China is a rapidly expanding country, and so Chinese has become an important language over the past few years. It is now needed not only in the business sector, by companies trying to establish partnerships in China, but also in the legal and social sectors. For example, there are many Chinese immigrants here in the UK. Some have come here to work and some to study. However, like anyone in a new country, they sometimes need help in hospitals or with paperwork.
Chinese is very different from the European languages we usually think of, such as French, German and Spanish. One of the main differences is that in European languages every sign corresponds to one or more sounds. So, if we see ‘T’, our brain processes the sound attached to that sign. However, in Chinese, every sign represents a word, so there are far more signs to be learnt than those of the alphabet.
Even looking up words in the dictionary is quite a remarkable experience. A friend of mine who studies Chinese once showed me. In a few words, when you see a sign, you have to understand what the radical of the word is, which is a kind of root sign. Once you have identified that, you then have to count the remaining strokes, because the same radical and a different number of strokes actually represents 2 different words. Isn’t it amazing?
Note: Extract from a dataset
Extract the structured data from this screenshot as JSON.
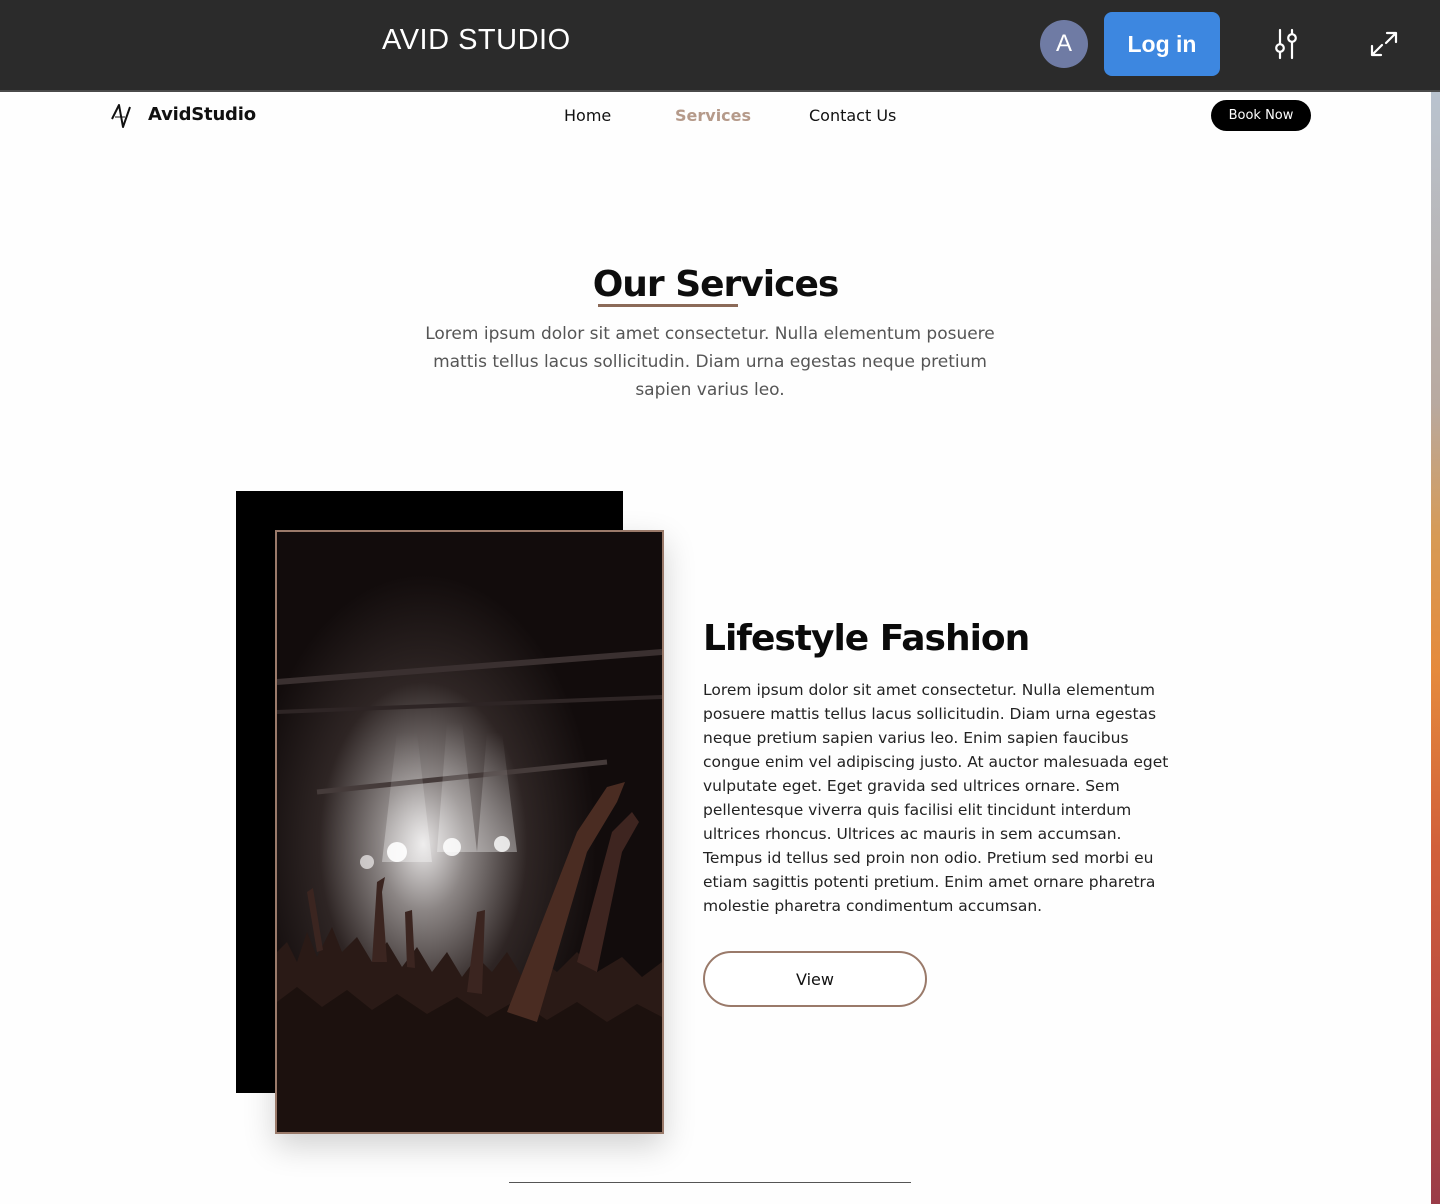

Pronunciation is very interesting too. The Chinese language has so called ‘tones’. This means that changes in the intonation of vowels mean different things. Unfortunately, I still seem to have quite an unrefined ear for that, and every time a native speaker of Chinese tries to mark the difference between them, [...]